## Exercise aim
Count how many lines of the data include the string "title", then say that number and stop.

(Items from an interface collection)
Start of Block

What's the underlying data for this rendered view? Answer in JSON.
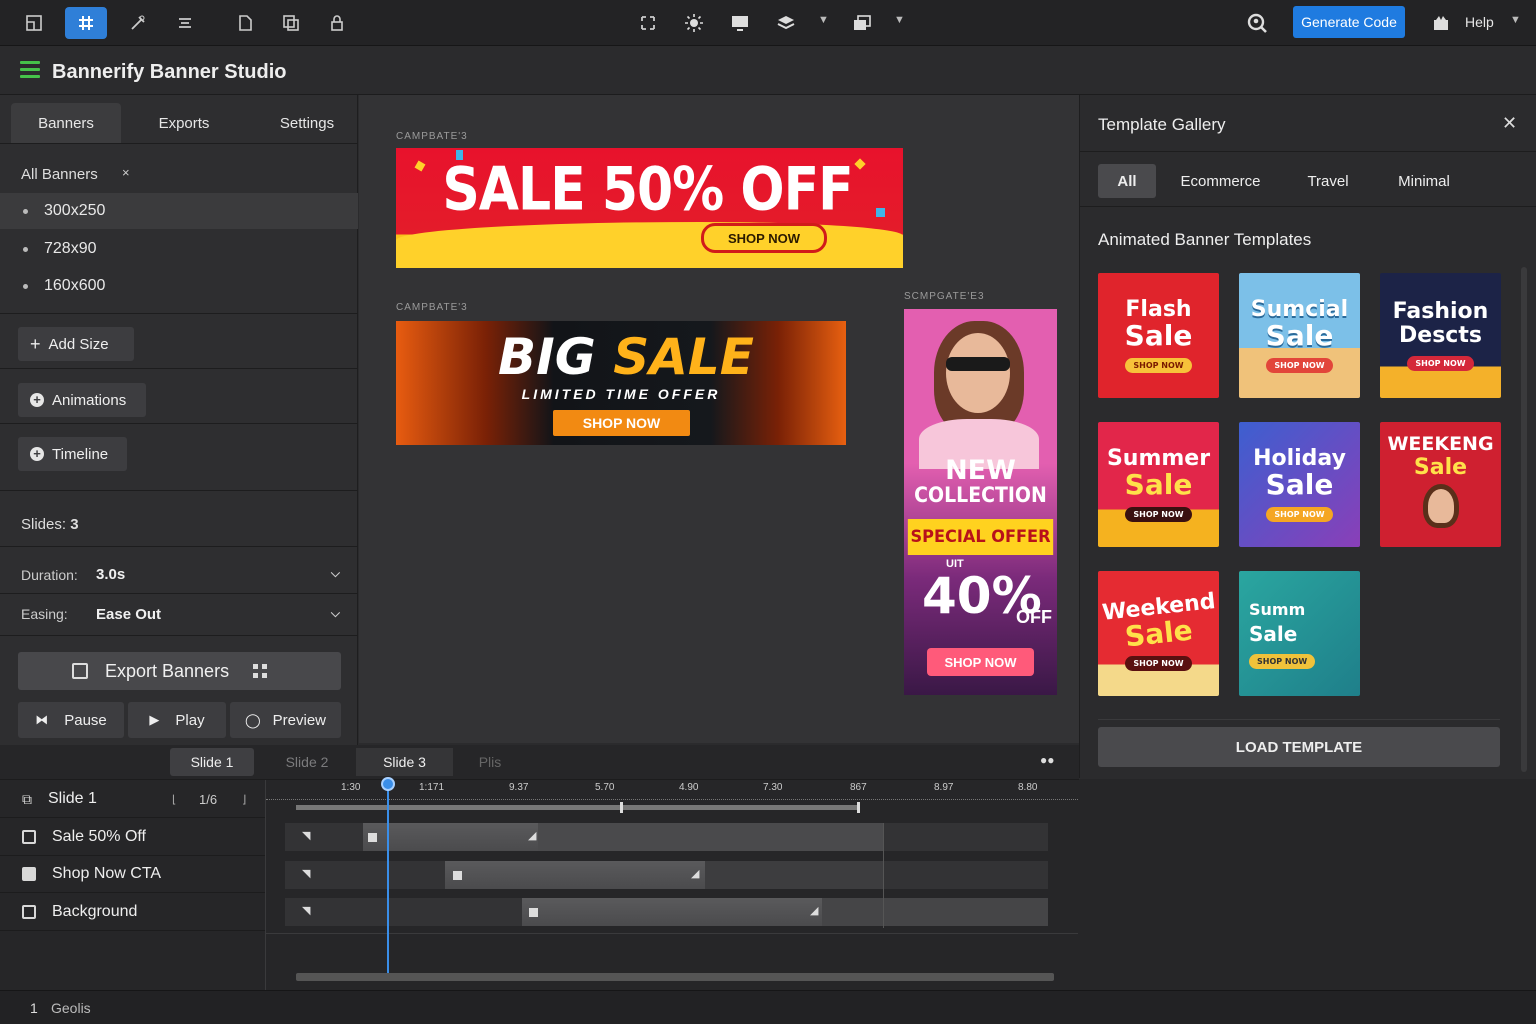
{
  "toolbar": {
    "generate_label": "Generate Code",
    "help_label": "Help",
    "accent": "#1f7be0"
  },
  "app": {
    "title": "Bannerify Banner Studio"
  },
  "left": {
    "tabs": [
      "Banners",
      "Exports",
      "Settings"
    ],
    "all_banners": "All Banners",
    "all_banners_x": "×",
    "sizes": [
      "300x250",
      "728x90",
      "160x600"
    ],
    "add_size": "Add Size",
    "animations": "Animations",
    "timeline": "Timeline",
    "slides_label": "Slides:",
    "slides_value": "3",
    "duration_label": "Duration:",
    "duration_value": "3.0s",
    "easing_label": "Easing:",
    "easing_value": "Ease Out",
    "export_label": "Export Banners",
    "pause": "Pause",
    "play": "Play",
    "preview": "Preview"
  },
  "canvas": {
    "banner1": {
      "caption": "CAMPBATE'3",
      "headline": "SALE 50% OFF",
      "cta": "SHOP NOW"
    },
    "banner2": {
      "caption": "CAMPBATE'3",
      "headline_a": "BIG",
      "headline_b": "SALE",
      "sub": "LIMITED TIME OFFER",
      "cta": "SHOP NOW"
    },
    "banner3": {
      "caption": "SCMPGATE'E3",
      "line1": "NEW",
      "line2": "COLLECTION",
      "offer": "SPECIAL OFFER",
      "upto": "UIT",
      "pct": "40%",
      "off": "OFF",
      "cta": "SHOP NOW"
    }
  },
  "gallery": {
    "title": "Template Gallery",
    "close": "✕",
    "tabs": [
      "All",
      "Ecommerce",
      "Travel",
      "Minimal"
    ],
    "section": "Animated Banner Templates",
    "cards": [
      {
        "l1": "Flash",
        "l2": "Sale",
        "btn": "SHOP NOW",
        "bg": "#e0242c",
        "fg": "#ffffff"
      },
      {
        "l1": "Sumcial",
        "l2": "Sale",
        "btn": "SHOP NOW",
        "bg": "#5aa7d8",
        "fg": "#ffffff"
      },
      {
        "l1": "Fashion",
        "l2": "Descts",
        "btn": "SHOP NOW",
        "bg": "#1c2347",
        "fg": "#ffffff"
      },
      {
        "l1": "Summer",
        "l2": "Sale",
        "btn": "SHOP NOW",
        "bg": "#e2264a",
        "fg": "#ffe14a"
      },
      {
        "l1": "Holiday",
        "l2": "Sale",
        "btn": "SHOP NOW",
        "bg": "#6a3fa8",
        "fg": "#ffffff"
      },
      {
        "l1": "WEEKENG",
        "l2": "Sale",
        "btn": "",
        "bg": "#cf2030",
        "fg": "#ffe14a"
      },
      {
        "l1": "Weekend",
        "l2": "Sale",
        "btn": "SHOP NOW",
        "bg": "#e52b32",
        "fg": "#ffffff"
      },
      {
        "l1": "Summ",
        "l2": "Sale",
        "btn": "SHOP NOW",
        "bg": "#2aa6a0",
        "fg": "#ffffff"
      }
    ],
    "load": "LOAD TEMPLATE"
  },
  "timeline": {
    "tabs": [
      "Slide 1",
      "Slide 2",
      "Slide 3",
      "Plis"
    ],
    "ticks": [
      "1:30",
      "1:171",
      "9.37",
      "5.70",
      "4.90",
      "7.30",
      "867",
      "8.97",
      "8.80"
    ],
    "header_label": "Slide 1",
    "header_count": "1/6",
    "layers": [
      "Sale 50% Off",
      "Shop Now CTA",
      "Background"
    ]
  },
  "status": {
    "num": "1",
    "label": "Geolis"
  }
}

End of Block

## Answer to this problem
2